_WHAT THE EXERCISE ASKS_
Work out how many lines in the data hold the string "text". Reply with only that number.

═══ MATERIAL FOR THIS EXERCISE ═══

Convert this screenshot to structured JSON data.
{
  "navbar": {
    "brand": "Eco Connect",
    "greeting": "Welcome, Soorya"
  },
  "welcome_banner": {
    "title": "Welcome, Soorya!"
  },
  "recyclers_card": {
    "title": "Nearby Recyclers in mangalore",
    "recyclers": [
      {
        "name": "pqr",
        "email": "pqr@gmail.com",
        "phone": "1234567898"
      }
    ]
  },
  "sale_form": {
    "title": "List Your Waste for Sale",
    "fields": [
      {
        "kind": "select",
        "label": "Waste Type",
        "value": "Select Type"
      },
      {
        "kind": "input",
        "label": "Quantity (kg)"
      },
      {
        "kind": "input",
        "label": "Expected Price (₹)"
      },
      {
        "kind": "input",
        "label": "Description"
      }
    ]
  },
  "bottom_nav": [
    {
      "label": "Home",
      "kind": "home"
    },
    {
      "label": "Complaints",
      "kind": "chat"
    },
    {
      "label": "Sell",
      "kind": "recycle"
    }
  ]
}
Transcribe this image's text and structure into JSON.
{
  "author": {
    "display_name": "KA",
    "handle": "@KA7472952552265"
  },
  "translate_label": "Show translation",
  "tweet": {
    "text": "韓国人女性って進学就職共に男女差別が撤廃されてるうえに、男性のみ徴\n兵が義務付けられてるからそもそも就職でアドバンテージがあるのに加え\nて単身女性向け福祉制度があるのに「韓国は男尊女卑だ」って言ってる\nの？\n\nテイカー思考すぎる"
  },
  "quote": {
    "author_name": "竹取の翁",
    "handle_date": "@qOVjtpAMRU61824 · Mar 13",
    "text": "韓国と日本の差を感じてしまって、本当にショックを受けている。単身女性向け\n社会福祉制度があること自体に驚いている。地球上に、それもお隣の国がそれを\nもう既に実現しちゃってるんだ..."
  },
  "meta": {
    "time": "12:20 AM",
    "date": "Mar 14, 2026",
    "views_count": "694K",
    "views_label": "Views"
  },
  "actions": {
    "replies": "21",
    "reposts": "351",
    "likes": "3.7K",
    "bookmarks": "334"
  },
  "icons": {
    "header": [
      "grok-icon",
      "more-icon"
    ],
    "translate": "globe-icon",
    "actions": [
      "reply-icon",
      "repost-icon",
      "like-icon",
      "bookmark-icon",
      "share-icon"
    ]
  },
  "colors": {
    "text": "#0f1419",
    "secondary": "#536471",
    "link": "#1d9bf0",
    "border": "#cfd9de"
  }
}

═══

_WRITTEN SOLUTION_
4